We consider the use ofevolving algebra methods of specifying grammars for natural languages. We are especially interested in distributed evolving algebras. We provide the motivation for doing this, and we give a reconstruction of some classic grammar formalisms in directly dynamic terms. Finally, we consider some technical questions arising from the use of direct dynamism in grammar formalisms.
An actual infinity of colliding balls can be in a configuration in which the laws of mechanics lead to logical inconsistency. It is argued that one should therefore limit the domain of these laws to a finite, or only a potentially infinite number of elements. With this restriction indeterminism, energy nonconservation and creatio ex nihilo no longer occur. A numerical analysis of finite systems of colliding balls is given, and the asymptotic behaviour that corresponds to the potentially infinite system is (...) inferred. (shrink)
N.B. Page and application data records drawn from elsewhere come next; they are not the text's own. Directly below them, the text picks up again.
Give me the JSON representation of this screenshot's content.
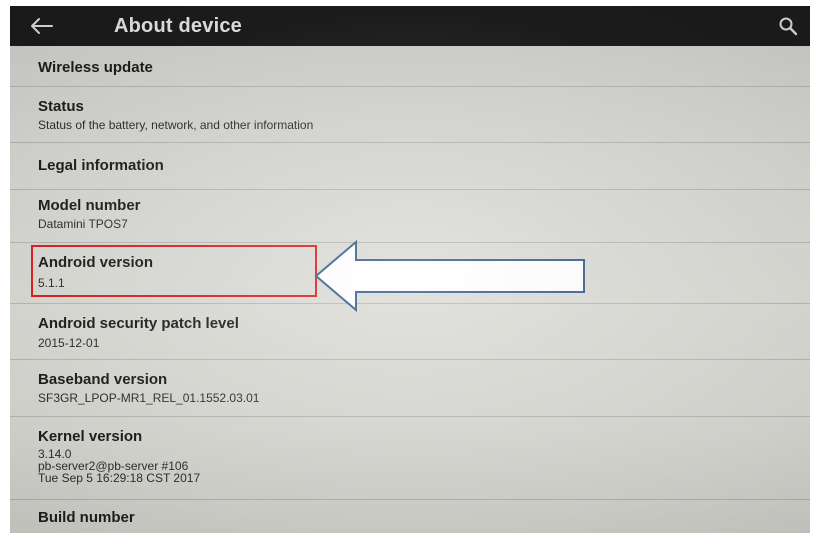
{
  "appbar": {
    "title": "About device",
    "back_icon": "arrow-left-icon",
    "search_icon": "search-icon"
  },
  "items": [
    {
      "title": "Wireless update"
    },
    {
      "title": "Status",
      "summary": "Status of the battery, network, and other information"
    },
    {
      "title": "Legal information"
    },
    {
      "title": "Model number",
      "summary": "Datamini TPOS7"
    },
    {
      "title": "Android version",
      "summary": "5.1.1"
    },
    {
      "title": "Android security patch level",
      "summary": "2015-12-01"
    },
    {
      "title": "Baseband version",
      "summary": "SF3GR_LPOP-MR1_REL_01.1552.03.01"
    },
    {
      "title": "Kernel version",
      "summary_lines": [
        "3.14.0",
        "pb-server2@pb-server #106",
        "Tue Sep 5 16:29:18 CST 2017"
      ]
    },
    {
      "title": "Build number"
    }
  ],
  "annotation": {
    "highlight_color": "#e02020",
    "arrow_fill": "#ffffff",
    "arrow_stroke": "#3a5f8c"
  }
}
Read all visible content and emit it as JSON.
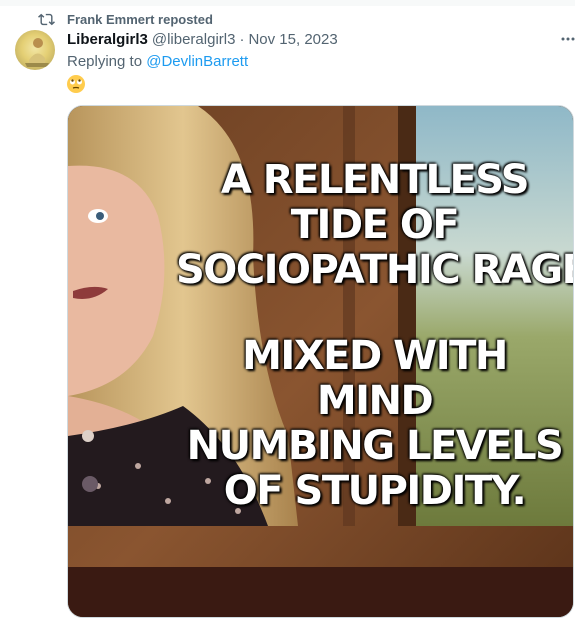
{
  "repost": {
    "label": "Frank Emmert reposted",
    "icon": "repost-icon"
  },
  "tweet": {
    "author_name": "Liberalgirl3",
    "author_handle": "@liberalgirl3",
    "separator": "·",
    "date": "Nov 15, 2023",
    "reply_prefix": "Replying to",
    "reply_to": "@DevlinBarrett",
    "emoji": "face-with-rolling-eyes",
    "more_icon": "more-icon"
  },
  "media": {
    "meme_top": [
      "A RELENTLESS",
      "TIDE OF",
      "SOCIOPATHIC RAGE"
    ],
    "meme_bottom": [
      "MIXED WITH",
      "MIND",
      "NUMBING LEVELS",
      "OF STUPIDITY."
    ]
  },
  "colors": {
    "secondary_text": "#536471",
    "link": "#1d9bf0",
    "border": "#cfd9de"
  }
}
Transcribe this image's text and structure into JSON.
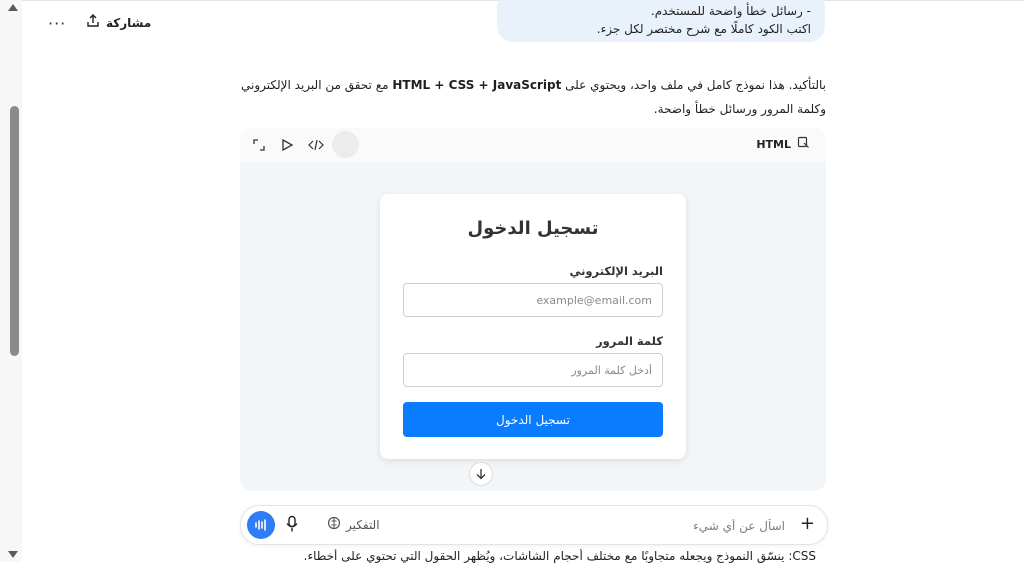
{
  "header": {
    "share_label": "مشاركة",
    "more_label": "···"
  },
  "user_message": {
    "line1": "- رسائل خطأ واضحة للمستخدم.",
    "line2": "اكتب الكود كاملًا مع شرح مختصر لكل جزء."
  },
  "assistant": {
    "intro_part1": "بالتأكيد. هذا نموذج كامل في ملف واحد، ويحتوي على ",
    "intro_tech": "HTML + CSS + JavaScript",
    "intro_part2": " مع تحقق من البريد الإلكتروني وكلمة المرور ورسائل خطأ واضحة."
  },
  "code_card": {
    "language_label": "HTML"
  },
  "login_form": {
    "title": "تسجيل الدخول",
    "email_label": "البريد الإلكتروني",
    "email_placeholder": "example@email.com",
    "password_label": "كلمة المرور",
    "password_placeholder": "أدخل كلمة المرور",
    "submit_label": "تسجيل الدخول"
  },
  "partial_list": {
    "bullet_text": "CSS: ينسّق النموذج ويجعله متجاوبًا مع مختلف أحجام الشاشات، ويُظهر الحقول التي تحتوي على أخطاء."
  },
  "composer": {
    "placeholder": "اسأل عن أي شيء",
    "think_label": "التفكير",
    "plus_label": "+"
  },
  "icons": {
    "share": "share-icon",
    "expand": "expand-icon",
    "play": "play-icon",
    "code": "code-icon",
    "copy": "copy-icon",
    "arrow_down": "arrow-down-icon",
    "mic": "mic-icon",
    "voice": "voice-waveform-icon",
    "think": "think-icon"
  },
  "colors": {
    "primary_button": "#0a7cff",
    "user_bubble": "#e9f1fb",
    "voice_button": "#2f7cf6"
  }
}
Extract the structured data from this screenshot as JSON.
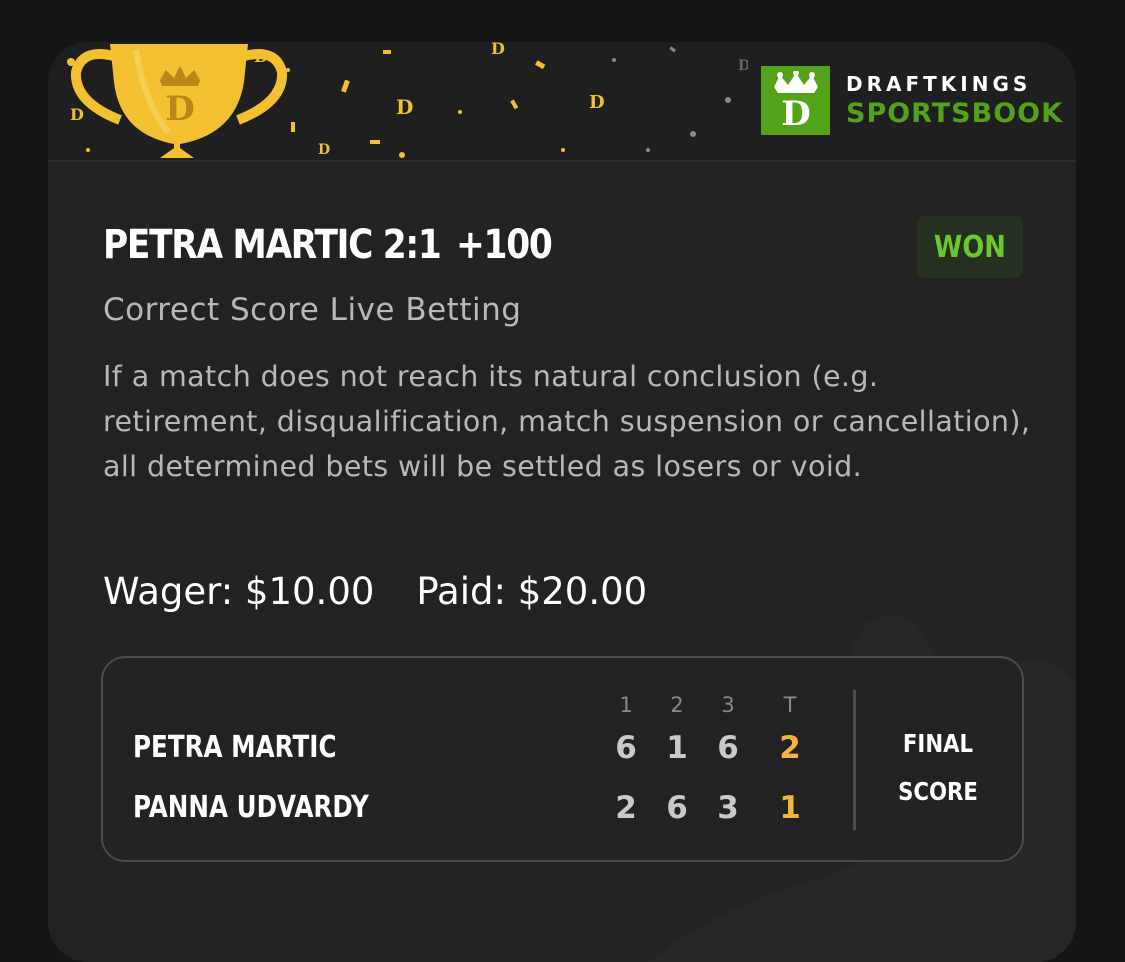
{
  "brand": {
    "line1": "DRAFTKINGS",
    "line2": "SPORTSBOOK",
    "colors": {
      "green": "#53a318",
      "gold": "#f2c030"
    }
  },
  "bet": {
    "selection": "PETRA MARTIC 2:1",
    "odds": "+100",
    "status": "WON",
    "market": "Correct Score Live Betting",
    "rules": "If a match does not reach its natural conclusion (e.g. retirement, disqualification, match suspension or cancellation), all determined bets will be settled as losers or void.",
    "wager": "Wager: $10.00",
    "paid": "Paid: $20.00"
  },
  "scoreboard": {
    "columns": [
      "1",
      "2",
      "3",
      "T"
    ],
    "players": [
      {
        "name": "PETRA MARTIC",
        "sets": [
          "6",
          "1",
          "6"
        ],
        "total": "2"
      },
      {
        "name": "PANNA UDVARDY",
        "sets": [
          "2",
          "6",
          "3"
        ],
        "total": "1"
      }
    ],
    "final_line1": "FINAL",
    "final_line2": "SCORE"
  },
  "icons": [
    "trophy-icon",
    "draftkings-crown-logo-icon",
    "confetti-decoration"
  ]
}
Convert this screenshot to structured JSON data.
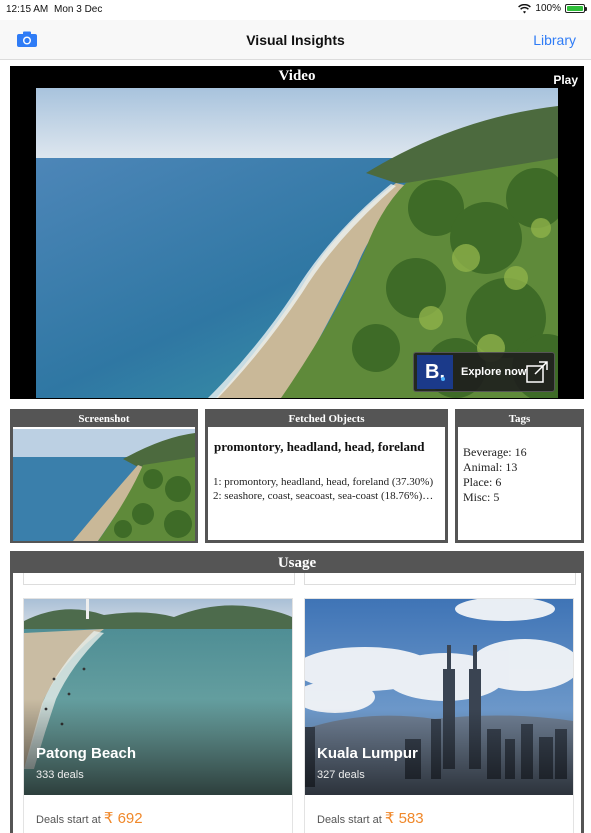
{
  "status_bar": {
    "time": "12:15 AM",
    "date": "Mon 3 Dec",
    "battery": "100%"
  },
  "nav": {
    "title": "Visual Insights",
    "library_label": "Library",
    "camera_icon": "camera-icon"
  },
  "video": {
    "title": "Video",
    "play_label": "Play",
    "explore_label": "Explore now",
    "brand_letter": "B."
  },
  "screenshot": {
    "title": "Screenshot"
  },
  "fetched": {
    "title": "Fetched Objects",
    "primary": "promontory, headland, head, foreland",
    "items": [
      "1: promontory, headland, head, foreland (37.30%)",
      "2: seashore, coast, seacoast, sea-coast (18.76%)…"
    ]
  },
  "tags": {
    "title": "Tags",
    "items": [
      "Beverage: 16",
      "Animal: 13",
      "Place: 6",
      "Misc: 5"
    ]
  },
  "usage": {
    "title": "Usage",
    "cards": [
      {
        "name": "Patong Beach",
        "deals": "333 deals",
        "price_prefix": "Deals start at",
        "price": "₹ 692"
      },
      {
        "name": "Kuala Lumpur",
        "deals": "327 deals",
        "price_prefix": "Deals start at",
        "price": "₹ 583"
      }
    ]
  },
  "colors": {
    "accent": "#2f7cf6",
    "panel_header": "#555555",
    "price": "#f0882a",
    "brand": "#1b3a8a"
  }
}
The case recounts an incident of theft at a CEOs home during a company party. The rogue may well be an employee, and the CEO considers his options: should he let the matter pass and preserve the good will generated by the party, or should he stand on principle and engage the issue frontally? Three commentators provide perspective on an optimal response. They consider whether the CEOs true intent is to show appreciation or showcase opulence. In addition, the aberrant behavior (...) at this celebratory event suggests some measures that management might take in the workplace. (shrink)
We present a rendering of some common grammatical formalisms in terms of evolving algebras. Though our main concern in this paper is on constraint-based formalisms, we also discuss the more basic case of context-free grammars. Our aim throughout is to highlight the use of evolving algebras as a specification tool to obtain grammar formalisms.
As a new field, cognitivism began with the total rejection of the old, traditional views of language acquisition and of learning ─ individual and collective alike. Chomsky was one of the pioneers in this respect, yet he clouds issues by excessive claims for his originality and by not allowing the beginner in the art of the acquisition of language the use of learning by making hypotheses and testing them, though he acknowledges that researchers, himself included, do use this method. The (...) most important novelty of Chomsky's work is his idealization of the field by postulating the existence of the ideal speaker-hearer and his suggestion that the hidden structure of sentences is revealed by studying together all sentences that are logically equivalent to each other. This is progress, but his tests of equivalence are insufficient, as they all are within classical logic. This limitation rests on the greatest shortcoming of Chomsky's view, his idea that every sentence has one subject or subject-part, contrary to the claim of Frege and Russell that assertions involving relations (with two-place predicates) are structurally different from those involving properties (with one-place predicates). (See the Appendix below.). (shrink)